In some industry areas, the H-2A visa program is the only guest worker program currently available and serves as the only means to a dependable workforce. However, the H-2A visa program only allows for temporary or seasonal workers. In other areas of the industry, there is no access to H-2A visas or any workforce due to the year-round nature of the job at hand.

ARA is a member of the Agriculture Workforce Coalition (AWC) which brings together organizations representing the diverse needs of agricultural employers across the country. AWC serves as the unified voice of agriculture in the effort to ensure that America’s farmers, ranchers and growers have access to a stable and secure workforce now and in the future.

DRIVE-Safe Act

According to a recent estimate, the nation needs an additional 50,000 truck drivers immediately – a shortage that is expected to grow to more than 174,000 by 2026. In many supply chains, companies are being forced to increase prices to account for higher transportation costs, ultimately resulting in higher prices for consumers on everything from electronics to food.

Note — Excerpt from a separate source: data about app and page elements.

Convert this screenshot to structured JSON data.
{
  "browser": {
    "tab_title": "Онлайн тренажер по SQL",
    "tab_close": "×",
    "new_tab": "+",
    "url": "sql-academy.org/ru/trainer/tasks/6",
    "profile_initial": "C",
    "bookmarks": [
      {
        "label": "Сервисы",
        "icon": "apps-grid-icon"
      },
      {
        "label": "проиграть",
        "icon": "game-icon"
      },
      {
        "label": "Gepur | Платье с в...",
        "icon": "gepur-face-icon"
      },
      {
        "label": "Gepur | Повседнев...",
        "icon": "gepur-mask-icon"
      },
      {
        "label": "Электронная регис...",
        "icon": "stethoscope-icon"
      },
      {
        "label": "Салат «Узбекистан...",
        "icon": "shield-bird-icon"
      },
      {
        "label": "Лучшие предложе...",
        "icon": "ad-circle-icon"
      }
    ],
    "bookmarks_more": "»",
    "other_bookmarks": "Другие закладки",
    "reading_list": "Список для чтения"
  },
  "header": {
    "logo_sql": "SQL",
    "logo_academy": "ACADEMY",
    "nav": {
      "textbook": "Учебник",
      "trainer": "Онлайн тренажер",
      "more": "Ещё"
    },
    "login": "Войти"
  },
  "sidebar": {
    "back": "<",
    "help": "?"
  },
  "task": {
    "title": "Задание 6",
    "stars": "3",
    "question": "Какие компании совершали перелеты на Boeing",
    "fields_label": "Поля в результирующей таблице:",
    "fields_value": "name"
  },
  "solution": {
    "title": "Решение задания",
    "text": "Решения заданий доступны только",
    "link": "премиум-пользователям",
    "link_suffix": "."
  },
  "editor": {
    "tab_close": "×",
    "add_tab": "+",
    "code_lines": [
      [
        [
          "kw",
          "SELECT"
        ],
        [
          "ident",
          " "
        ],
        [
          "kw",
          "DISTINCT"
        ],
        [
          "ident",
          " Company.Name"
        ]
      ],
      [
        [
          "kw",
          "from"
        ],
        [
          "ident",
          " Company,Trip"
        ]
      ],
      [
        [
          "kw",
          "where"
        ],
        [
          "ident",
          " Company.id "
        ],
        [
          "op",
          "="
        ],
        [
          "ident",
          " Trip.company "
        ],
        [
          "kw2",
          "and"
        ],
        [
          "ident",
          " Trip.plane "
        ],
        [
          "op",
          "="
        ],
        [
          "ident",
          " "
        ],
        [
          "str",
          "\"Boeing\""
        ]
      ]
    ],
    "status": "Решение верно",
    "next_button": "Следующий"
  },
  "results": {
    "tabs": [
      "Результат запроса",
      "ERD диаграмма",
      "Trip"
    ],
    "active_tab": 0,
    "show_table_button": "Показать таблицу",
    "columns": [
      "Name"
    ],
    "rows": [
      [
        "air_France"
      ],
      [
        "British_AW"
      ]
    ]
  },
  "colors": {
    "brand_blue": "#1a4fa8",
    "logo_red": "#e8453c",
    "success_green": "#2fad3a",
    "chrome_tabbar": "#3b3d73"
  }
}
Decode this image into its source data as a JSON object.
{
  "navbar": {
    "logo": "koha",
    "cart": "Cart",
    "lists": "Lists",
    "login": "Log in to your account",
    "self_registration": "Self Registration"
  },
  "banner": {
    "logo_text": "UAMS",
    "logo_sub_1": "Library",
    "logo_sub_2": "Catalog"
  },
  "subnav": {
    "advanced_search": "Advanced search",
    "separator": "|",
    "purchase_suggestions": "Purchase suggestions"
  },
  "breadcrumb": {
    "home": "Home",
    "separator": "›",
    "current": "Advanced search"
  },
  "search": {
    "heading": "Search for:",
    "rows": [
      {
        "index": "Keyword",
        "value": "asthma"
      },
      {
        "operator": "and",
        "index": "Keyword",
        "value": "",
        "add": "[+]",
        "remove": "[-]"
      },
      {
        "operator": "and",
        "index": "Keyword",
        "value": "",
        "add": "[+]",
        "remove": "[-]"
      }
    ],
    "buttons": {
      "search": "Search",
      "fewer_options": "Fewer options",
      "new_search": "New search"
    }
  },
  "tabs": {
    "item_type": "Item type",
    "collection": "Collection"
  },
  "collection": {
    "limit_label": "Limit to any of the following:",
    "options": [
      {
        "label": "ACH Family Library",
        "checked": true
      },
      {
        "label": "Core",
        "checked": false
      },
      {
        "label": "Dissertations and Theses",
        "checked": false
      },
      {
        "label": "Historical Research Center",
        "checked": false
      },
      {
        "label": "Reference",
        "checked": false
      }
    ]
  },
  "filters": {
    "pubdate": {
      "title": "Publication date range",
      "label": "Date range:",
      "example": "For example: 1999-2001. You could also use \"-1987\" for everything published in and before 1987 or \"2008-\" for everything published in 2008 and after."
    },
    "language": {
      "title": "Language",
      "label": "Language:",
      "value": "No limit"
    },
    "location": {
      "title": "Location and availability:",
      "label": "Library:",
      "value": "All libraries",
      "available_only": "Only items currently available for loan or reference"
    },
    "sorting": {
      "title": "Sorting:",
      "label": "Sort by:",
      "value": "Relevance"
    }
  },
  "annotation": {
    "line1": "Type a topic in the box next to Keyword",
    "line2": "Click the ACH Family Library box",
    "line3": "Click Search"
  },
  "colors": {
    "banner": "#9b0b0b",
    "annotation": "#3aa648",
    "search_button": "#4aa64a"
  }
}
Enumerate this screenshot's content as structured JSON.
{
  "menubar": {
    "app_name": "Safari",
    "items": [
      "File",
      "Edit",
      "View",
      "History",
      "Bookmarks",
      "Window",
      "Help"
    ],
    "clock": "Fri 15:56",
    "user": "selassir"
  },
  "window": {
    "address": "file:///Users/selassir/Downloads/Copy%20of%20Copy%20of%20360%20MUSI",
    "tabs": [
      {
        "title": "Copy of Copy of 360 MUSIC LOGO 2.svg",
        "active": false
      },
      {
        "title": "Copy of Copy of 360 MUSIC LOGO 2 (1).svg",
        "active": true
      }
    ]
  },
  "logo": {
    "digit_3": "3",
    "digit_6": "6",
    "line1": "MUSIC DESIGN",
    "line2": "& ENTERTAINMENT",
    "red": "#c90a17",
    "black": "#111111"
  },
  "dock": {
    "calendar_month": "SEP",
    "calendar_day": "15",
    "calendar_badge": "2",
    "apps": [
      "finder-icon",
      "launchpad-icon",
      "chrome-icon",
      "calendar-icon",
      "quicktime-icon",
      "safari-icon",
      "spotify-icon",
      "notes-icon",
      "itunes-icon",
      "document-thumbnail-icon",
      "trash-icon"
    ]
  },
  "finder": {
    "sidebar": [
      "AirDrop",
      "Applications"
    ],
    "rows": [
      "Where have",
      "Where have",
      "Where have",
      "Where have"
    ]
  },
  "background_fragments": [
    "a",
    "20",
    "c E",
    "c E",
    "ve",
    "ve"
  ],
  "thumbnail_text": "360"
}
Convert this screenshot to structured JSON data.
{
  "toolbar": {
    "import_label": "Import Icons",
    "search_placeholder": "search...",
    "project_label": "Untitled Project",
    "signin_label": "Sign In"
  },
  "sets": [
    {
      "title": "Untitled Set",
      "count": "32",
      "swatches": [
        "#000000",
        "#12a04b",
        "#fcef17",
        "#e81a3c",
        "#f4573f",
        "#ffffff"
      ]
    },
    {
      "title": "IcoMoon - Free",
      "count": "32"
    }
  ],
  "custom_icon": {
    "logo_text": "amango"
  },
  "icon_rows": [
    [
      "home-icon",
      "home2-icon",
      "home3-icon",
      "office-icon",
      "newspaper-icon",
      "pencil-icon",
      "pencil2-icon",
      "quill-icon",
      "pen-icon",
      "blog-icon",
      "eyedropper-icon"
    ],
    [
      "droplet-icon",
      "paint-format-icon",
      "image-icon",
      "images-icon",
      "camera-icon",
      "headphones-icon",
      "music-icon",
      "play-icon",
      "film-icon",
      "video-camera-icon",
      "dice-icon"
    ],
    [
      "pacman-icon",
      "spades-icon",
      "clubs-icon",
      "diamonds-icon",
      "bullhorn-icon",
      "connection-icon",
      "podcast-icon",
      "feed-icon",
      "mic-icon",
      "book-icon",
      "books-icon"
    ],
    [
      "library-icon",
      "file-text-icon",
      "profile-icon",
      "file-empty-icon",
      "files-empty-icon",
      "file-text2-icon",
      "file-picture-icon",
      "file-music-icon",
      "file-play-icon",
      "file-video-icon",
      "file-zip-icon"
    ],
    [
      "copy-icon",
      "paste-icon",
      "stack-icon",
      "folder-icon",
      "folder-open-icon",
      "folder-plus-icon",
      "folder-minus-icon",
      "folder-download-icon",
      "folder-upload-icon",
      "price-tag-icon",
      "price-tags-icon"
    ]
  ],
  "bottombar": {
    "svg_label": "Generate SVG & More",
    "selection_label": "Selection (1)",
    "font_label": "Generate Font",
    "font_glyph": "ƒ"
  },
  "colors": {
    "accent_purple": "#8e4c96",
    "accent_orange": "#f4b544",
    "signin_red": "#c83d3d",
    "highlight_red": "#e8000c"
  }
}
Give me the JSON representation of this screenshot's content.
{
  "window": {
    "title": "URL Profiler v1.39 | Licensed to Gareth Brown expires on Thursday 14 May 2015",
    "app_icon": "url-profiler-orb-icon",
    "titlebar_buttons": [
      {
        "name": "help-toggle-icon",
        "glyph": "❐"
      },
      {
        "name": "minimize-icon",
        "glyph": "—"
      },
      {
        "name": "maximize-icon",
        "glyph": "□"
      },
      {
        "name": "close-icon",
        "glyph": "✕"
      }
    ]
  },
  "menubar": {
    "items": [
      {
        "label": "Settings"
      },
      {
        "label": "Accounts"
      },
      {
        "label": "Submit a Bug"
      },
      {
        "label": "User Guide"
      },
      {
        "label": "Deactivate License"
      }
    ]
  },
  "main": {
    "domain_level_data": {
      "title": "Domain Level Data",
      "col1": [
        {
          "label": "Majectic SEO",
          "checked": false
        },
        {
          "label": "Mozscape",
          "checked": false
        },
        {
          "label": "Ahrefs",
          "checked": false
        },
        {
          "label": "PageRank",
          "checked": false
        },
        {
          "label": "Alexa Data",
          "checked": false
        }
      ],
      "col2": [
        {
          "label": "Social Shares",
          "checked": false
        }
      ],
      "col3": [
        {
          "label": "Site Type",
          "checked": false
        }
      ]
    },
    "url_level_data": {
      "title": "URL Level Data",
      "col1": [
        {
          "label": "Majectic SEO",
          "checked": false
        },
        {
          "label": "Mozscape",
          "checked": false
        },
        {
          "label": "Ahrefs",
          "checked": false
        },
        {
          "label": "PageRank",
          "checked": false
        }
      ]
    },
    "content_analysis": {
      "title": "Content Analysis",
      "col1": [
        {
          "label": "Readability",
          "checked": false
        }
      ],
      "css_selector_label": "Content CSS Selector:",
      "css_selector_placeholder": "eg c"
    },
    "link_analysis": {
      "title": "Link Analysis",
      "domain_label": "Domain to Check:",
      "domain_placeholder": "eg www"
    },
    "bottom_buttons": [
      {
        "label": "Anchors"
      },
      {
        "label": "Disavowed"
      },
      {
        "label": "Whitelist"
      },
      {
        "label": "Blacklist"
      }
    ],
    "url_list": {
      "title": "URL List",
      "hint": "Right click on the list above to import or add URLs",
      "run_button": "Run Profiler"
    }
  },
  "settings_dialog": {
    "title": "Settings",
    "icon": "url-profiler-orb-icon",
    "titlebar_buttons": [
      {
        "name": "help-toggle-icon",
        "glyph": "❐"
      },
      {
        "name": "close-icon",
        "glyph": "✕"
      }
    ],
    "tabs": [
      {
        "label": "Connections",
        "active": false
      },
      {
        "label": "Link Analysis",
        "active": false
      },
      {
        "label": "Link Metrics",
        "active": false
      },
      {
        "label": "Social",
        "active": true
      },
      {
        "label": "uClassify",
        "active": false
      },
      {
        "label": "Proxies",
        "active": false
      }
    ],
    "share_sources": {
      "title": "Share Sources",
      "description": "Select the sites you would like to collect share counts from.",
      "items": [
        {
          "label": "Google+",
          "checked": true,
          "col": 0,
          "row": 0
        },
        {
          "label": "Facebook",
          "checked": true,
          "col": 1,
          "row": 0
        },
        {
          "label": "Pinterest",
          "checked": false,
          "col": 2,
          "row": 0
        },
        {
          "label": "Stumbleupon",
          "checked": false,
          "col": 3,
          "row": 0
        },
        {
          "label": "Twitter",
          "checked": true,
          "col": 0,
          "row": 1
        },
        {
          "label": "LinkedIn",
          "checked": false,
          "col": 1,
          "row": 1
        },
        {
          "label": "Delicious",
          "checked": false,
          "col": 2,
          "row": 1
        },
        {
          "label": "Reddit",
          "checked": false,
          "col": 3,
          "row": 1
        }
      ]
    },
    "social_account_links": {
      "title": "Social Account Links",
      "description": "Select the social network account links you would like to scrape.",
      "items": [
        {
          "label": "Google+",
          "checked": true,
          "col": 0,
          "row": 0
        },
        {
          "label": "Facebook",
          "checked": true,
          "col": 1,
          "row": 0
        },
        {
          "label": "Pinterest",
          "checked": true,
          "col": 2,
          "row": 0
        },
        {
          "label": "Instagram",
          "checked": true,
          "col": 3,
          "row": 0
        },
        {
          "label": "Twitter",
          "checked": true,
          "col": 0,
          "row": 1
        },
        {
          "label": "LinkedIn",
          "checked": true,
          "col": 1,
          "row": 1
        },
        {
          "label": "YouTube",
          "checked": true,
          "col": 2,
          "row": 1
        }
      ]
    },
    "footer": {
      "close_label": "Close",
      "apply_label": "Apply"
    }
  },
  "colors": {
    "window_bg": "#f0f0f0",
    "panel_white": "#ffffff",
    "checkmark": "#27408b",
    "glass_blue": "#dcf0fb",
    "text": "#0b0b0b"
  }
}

The DRIVE-Safe Act would create a two-step apprenticeship program to allow younger drivers to enter the industry safely. Candidates would be accompanied in the cab by experienced drivers for a total of 400 hours of on-duty time with at least 240 hours of driving time. Trucks would be required to be outfitted with the latest safety technology including active braking collision mitigation systems, forward-facing event recording cameras, speed limiters set at 65 miles per hour or less and automatic or automatic manual transmissions. The DRIVE-Safe Act will help our nation’s freight continue to move while preserving the safety of our highway system.

Advocacy Resources